A global look at the greatest works of Eastern and Western literature and the themes that unite them, for students and lovers of literature and reading. The Literature Book is a fascinating journey through the greatest works of world literature, from the Iliad to Don Quixote to The Great Gatsby. Around 100 crystal-clear articles explore landmark novels, short stories, plays, and poetry that reinvented the art of writing in their time, whether Ancient Greece, post-classical Europe, or modern-day Korea. As part of DK's award-winning Big Ideas Simply Explained series, The Literature Book uses infographics and images to explain key ideas and themes. Biographies of important authors offer insight into their lives and other writings, and a section on Further Reading details more than 150 additional works to explore. Discover masterpieces from the world's greatest authors, and explore the context, creative history, and literary traditions that influenced each major work of fiction with The Literature Book.
Debates rage over what kind of literature we should read, what is good and bad literature, and whether in the global, digital age, literature even has a future. But what exactly is literature? Why should we read literature? How do we read literature? These are some of the important questions J. Hillis Miller answers in this beautifully written and passionate book.
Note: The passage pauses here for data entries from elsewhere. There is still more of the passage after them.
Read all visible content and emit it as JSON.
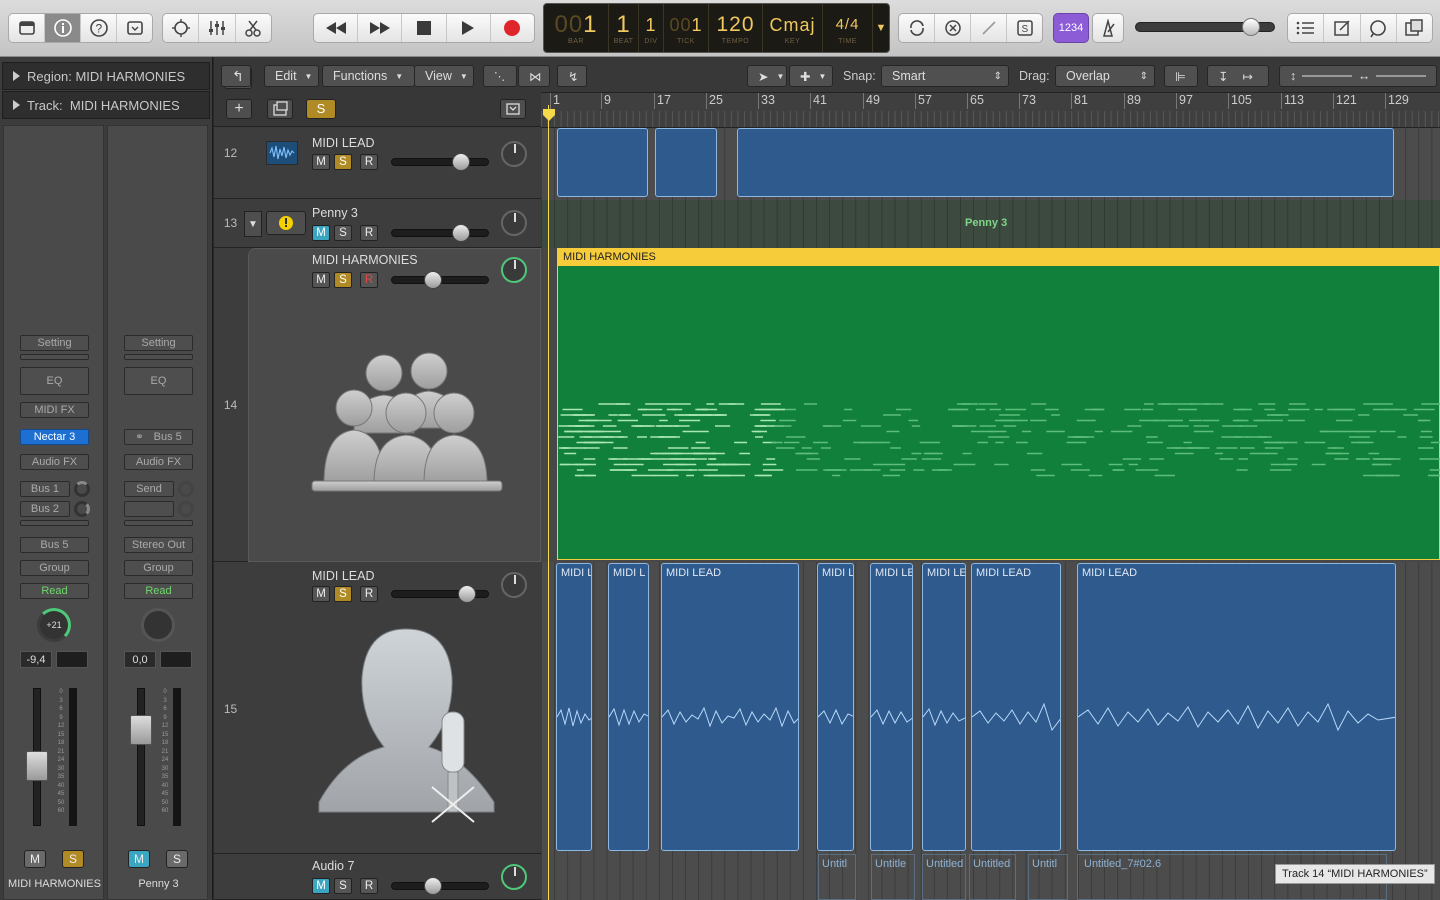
{
  "toolbar": {
    "left_icons": [
      "library-icon",
      "info-icon",
      "help-icon",
      "toolbar-icon"
    ],
    "edit_icons": [
      "smart-controls-icon",
      "mixer-icon",
      "scissors-icon"
    ],
    "transport": [
      "rewind-icon",
      "fast-forward-icon",
      "stop-icon",
      "play-icon",
      "record-icon"
    ],
    "lcd": {
      "bar": "1",
      "bar_prefix": "00",
      "bar_label": "BAR",
      "beat": "1",
      "beat_label": "BEAT",
      "div": "1",
      "div_label": "DIV",
      "tick": "1",
      "tick_prefix": "00",
      "tick_label": "TICK",
      "tempo": "120",
      "tempo_label": "TEMPO",
      "key": "Cmaj",
      "key_label": "KEY",
      "time_sig": "4/4",
      "time_label": "TIME"
    },
    "mode_icons": [
      "cycle-icon",
      "replace-icon",
      "tuning-icon",
      "solo-icon"
    ],
    "count_in_label": "1234",
    "metronome": "metronome-icon",
    "master_volume": 0.83,
    "right_icons": [
      "list-editor-icon",
      "note-pad-icon",
      "loop-browser-icon",
      "browser-icon"
    ]
  },
  "inspector": {
    "region_label": "Region:",
    "region_name": "MIDI HARMONIES",
    "track_label": "Track:",
    "track_name": "MIDI HARMONIES",
    "strip1": {
      "setting": "Setting",
      "eq": "EQ",
      "midi_fx": "MIDI FX",
      "instrument": "Nectar 3",
      "audio_fx": "Audio FX",
      "send1": "Bus 1",
      "send2": "Bus 2",
      "output": "Bus 5",
      "group": "Group",
      "automation": "Read",
      "pan_value": "+21",
      "gain": "-9,4",
      "mute": "M",
      "solo": "S",
      "name": "MIDI HARMONIES"
    },
    "strip2": {
      "setting": "Setting",
      "eq": "EQ",
      "input": "Bus 5",
      "audio_fx": "Audio FX",
      "send": "Send",
      "output": "Stereo Out",
      "group": "Group",
      "automation": "Read",
      "gain": "0,0",
      "mute": "M",
      "solo": "S",
      "name": "Penny 3"
    },
    "scale": [
      "0",
      "3",
      "6",
      "9",
      "12",
      "15",
      "18",
      "21",
      "24",
      "30",
      "35",
      "40",
      "45",
      "50",
      "60"
    ]
  },
  "track_tools": {
    "add_label": "+",
    "solo_label": "S"
  },
  "tracks": [
    {
      "number": "12",
      "name": "MIDI LEAD",
      "mute": "M",
      "solo": "S",
      "rec": "R",
      "volume": 0.72
    },
    {
      "number": "13",
      "name": "Penny 3",
      "mute": "M",
      "solo": "S",
      "rec": "R",
      "volume": 0.72
    },
    {
      "number": "14",
      "name": "MIDI HARMONIES",
      "mute": "M",
      "solo": "S",
      "rec": "R",
      "volume": 0.43
    },
    {
      "number": "15",
      "name": "MIDI LEAD",
      "mute": "M",
      "solo": "S",
      "rec": "R",
      "volume": 0.78
    },
    {
      "number": "",
      "name": "Audio 7",
      "mute": "M",
      "solo": "S",
      "rec": "R",
      "volume": 0.43
    }
  ],
  "arrange_menu": {
    "edit": "Edit",
    "functions": "Functions",
    "view": "View",
    "snap_label": "Snap:",
    "snap_value": "Smart",
    "drag_label": "Drag:",
    "drag_value": "Overlap"
  },
  "ruler": [
    "1",
    "9",
    "17",
    "25",
    "33",
    "41",
    "49",
    "57",
    "65",
    "73",
    "81",
    "89",
    "97",
    "105",
    "113",
    "121",
    "129"
  ],
  "regions": {
    "penny3_label": "Penny 3",
    "harmonies_label": "MIDI HARMONIES",
    "lead_labels": [
      "MIDI L",
      "MIDI L",
      "MIDI LEAD",
      "MIDI L",
      "MIDI LE",
      "MIDI LE",
      "MIDI LEAD",
      "MIDI LEAD"
    ],
    "audio7_labels": [
      "Untitl",
      "Untitle",
      "Untitled",
      "Untitled",
      "Untitl",
      "Untitled_7#02.6"
    ]
  },
  "tooltip": "Track 14 “MIDI HARMONIES”",
  "colors": {
    "midi_green": "#11803a",
    "region_yellow": "#f6cc3a",
    "audio_blue": "#2e5a8e",
    "count_in_purple": "#8b5cd6"
  }
}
He begins by asking what literature is, arguing that the answer lies in literature's ability to create an imaginary world simply with words. On Literature also asks the crucial question of why literature has such authority over us. Returning to Plato, Aristotle and the Bible, Miller argues we should continue to read literature because it is part of our basic human need to create imaginary worlds and to have stories. Above all, On Literature is a plea that we continue to read and care about literature.
A collection of essays and addresses includes the author's musings on Ptolemy, his reflections on the experimental writings of Borges and Joyce, and confessions about his own ambitions and anxieties. By the author of The Name of the Rose. Reprint.
The years of the English Civil War and Interregnum constituted a turning point not only in the political, social and religious history of 17th century England, but also in the use and meaning of English language and literature.
First published between 1932 and 1940, this is a three-volume study of the historical development of literature. It explores the oral and written literatures of regions from Iceland and the British Isles, to Russia, the Balkans, Africa, India and the Pacific, placing them in their historical context and examining similarities between them. The authors discuss both ancient and recent texts, illustrating the connections within each group and considering the question of whether all literary growth is influenced by common factors. Praised on publication as '... a work that is not, probably could not be, superseded' (International Journal of Comparative Sociology), the book remains a benchmark for those studying comparative literature or the history of literary criticism. Volume 2 focuses particularly on Russia and the Balkans, and also surveys both early Indian and early Hebrew literature.
?This is a very impressive work of scholarship that will be invaluable to scholars, students and readers. I can?t imagine anyone seriously interested in this country?s literatures who will not want to own a copy.? - Sam Solecki, University of Toronto
Challenges students to think beyond a narrowly defined canon and conventional disciplinary boundaries. Includes close readings of frequently studied texts, including texts by Chaucer, Langland, the Gawain poet, and Hoccleve.
For the first time the Dutch-speaking regions of the Caribbean and Suriname are brought into fruitful dialogue with another major American literature, that of the anglophone Caribbean. The results are as stimulating as they are unexpected. The editors have coordinated the work of a distinguished international team of specialists. Read separately or as a set of three volumes, the History of Literature in the Caribbean is designed to serve as the primary reference book in this area. The reader can follow the comparative evolution of a literary genre or plot the development of a set of historical problems under the appropriate heading for the English- or Dutch-speaking region. An extensive inde...